So let's relate these generational philosophies and core values to the Gen X and Millennial tech professional's needs. These generations are noted to question authority and be fiercely independent. Two other traits are that they build "portable" and "parallel" careers, perhaps because they distrust traditional organizations.
In my experience, IT organizations in small colleges and universities focus more than most other IT orgs on efficiency, communications and personal relationships. Small colleges tend to employ tech pros who must be all things to all people, a major challenge but one of the reasons I've stayed in small college IT administration for 20-plus years. Wonderful variety is the spice of life, most of the time.
Small colleges and universities are wonderful places for families and friends. Generally speaking, work is self-paced, structured between 8 a.m. and 5 p.m., and flexible. There are definitely seasons when longer hours are necessary, but these are short-lived with few surprises.
It's not easy work -- myriad different obstacles get thrown at you from many different disciplines of study. However, at least with the institutions I've been a part of over the past 20-plus years, creativity and hard work are celebrated and the opportunities to develop the "general mind" are numerous.
Remember the trust issues that these generations trend toward? Colleges and universities must find new ways to build mutual trust with their tech pros (as they should for the entire campus community). Earn these generations' respect by showing them that their investment of time, energy and care mean something special to the community and society at large. This is exactly what happened with me in my early years.
The "General Mind"
So what is this "general mind" that I referred to earlier, and why is it important? To quote Thomas Jefferson: "To penetrate and dissipate these clouds of darkness, the general mind must be strengthened by education."
When I finished undergraduate school, I thought my education was complete. I had done my time in school and I was ready for the world. After my first year out, I started my career in higher education at a small college in Southern Indiana. There I found wonderful people who challenged me to learn more about life than computing. My friends on the staff and faculty invited me to attend lectures and speeches in many different fields, from economics to philosophy.
That environment awakened my general mind. With this engagement, I was inspired to go to graduate school (twice) and feed a broader life of the mind.
My family and I have had the opportunity to live a good life within three college communities filled with cultural events, community-service projects and students who became our family members over the years. I feel like we've invested our time and energy in making the world a better place.
Many of the traits of Gen Xers and Millennials are perfect fits for small college communities: team-oriented, family-oriented, independent and learning-focused. Tech pros interested in knowing the whys in life and not just the hows may need mentors, as I did, and they may want to explore their interests beyond technology in art, music, science or philosophy.

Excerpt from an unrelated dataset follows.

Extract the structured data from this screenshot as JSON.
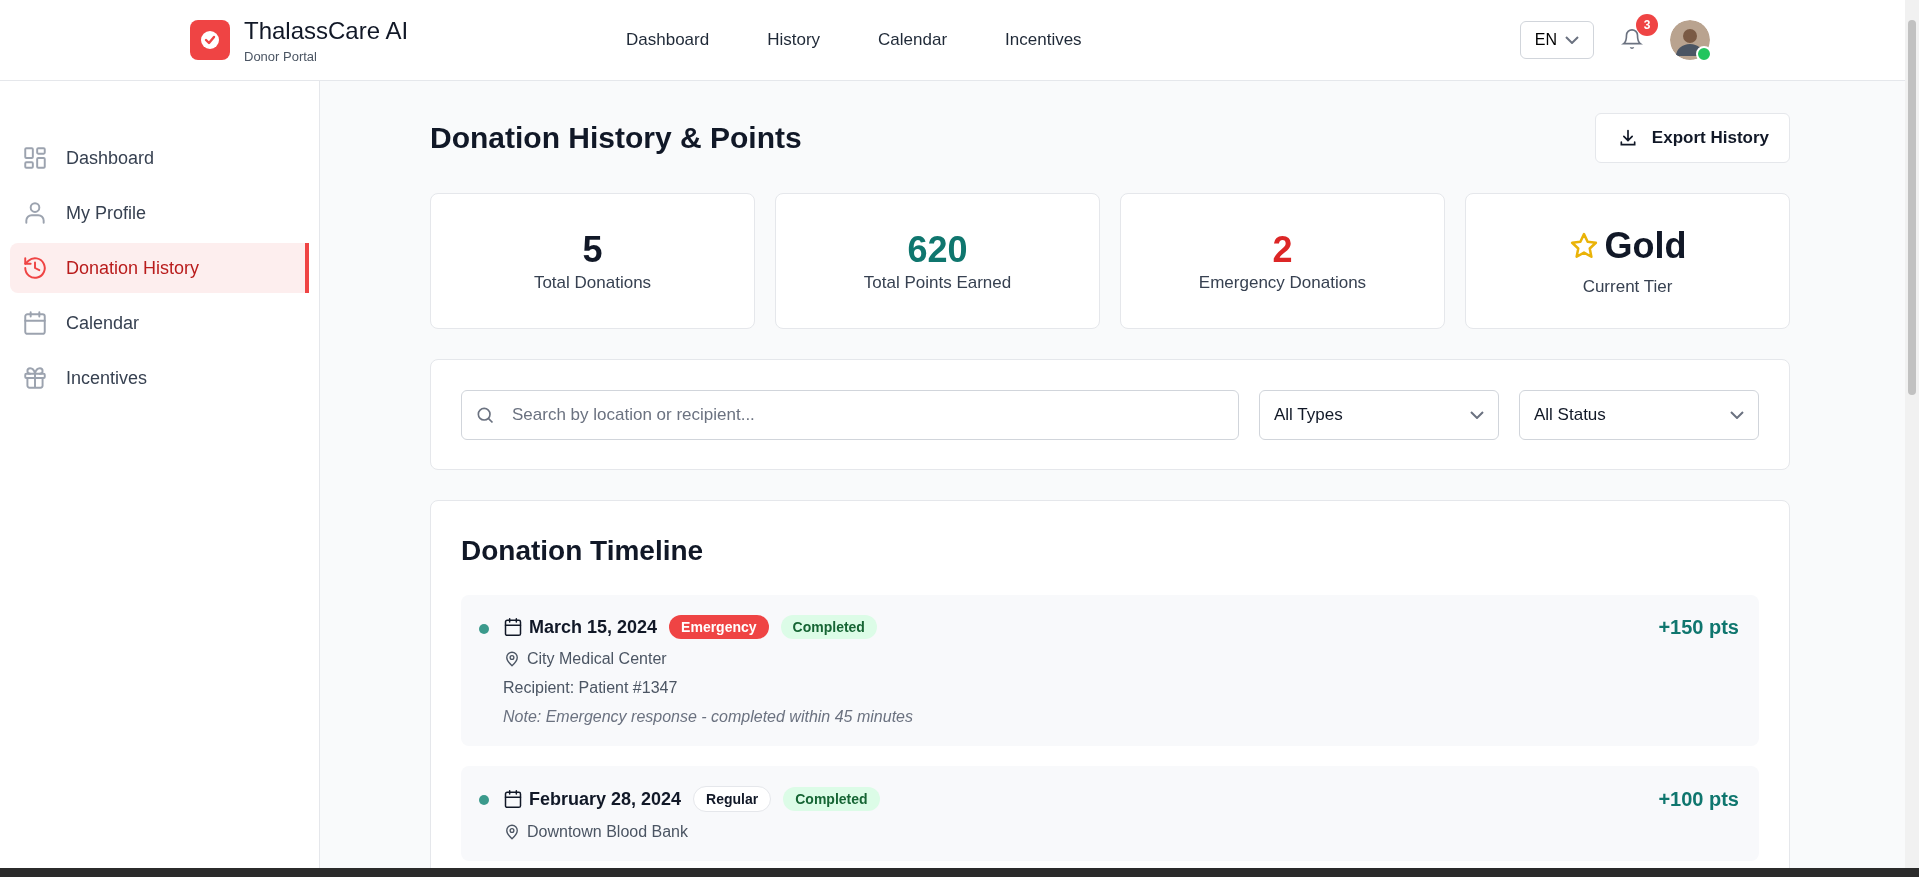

If small colleges and universities can communicate these attributes effectively to those two generations, I believe they could have their pick of the best and brightest tech pros.
Nearly 25 years after I started my career at that small college in Indiana, I recently decided to return to another small liberal arts college with the same love for students, love for campus community and passion for developing the general mind. My move wasn't for money or position. It was for peace of mind and a love for the learning environment that I left so many years ago.
If you're a young IT pro, I strongly recommend that you consider small colleges as a career option. If you're at one now, I challenge you to remind yourself what you have that your colleagues in the business world don't.
InformationWeek Tech Digest, Nov. 10, 2014Just 30% of respondents to our new survey say their companies are very or extremely effective at identifying critical data and analyzing it to make decisions, down from 42% in 2013. What gives?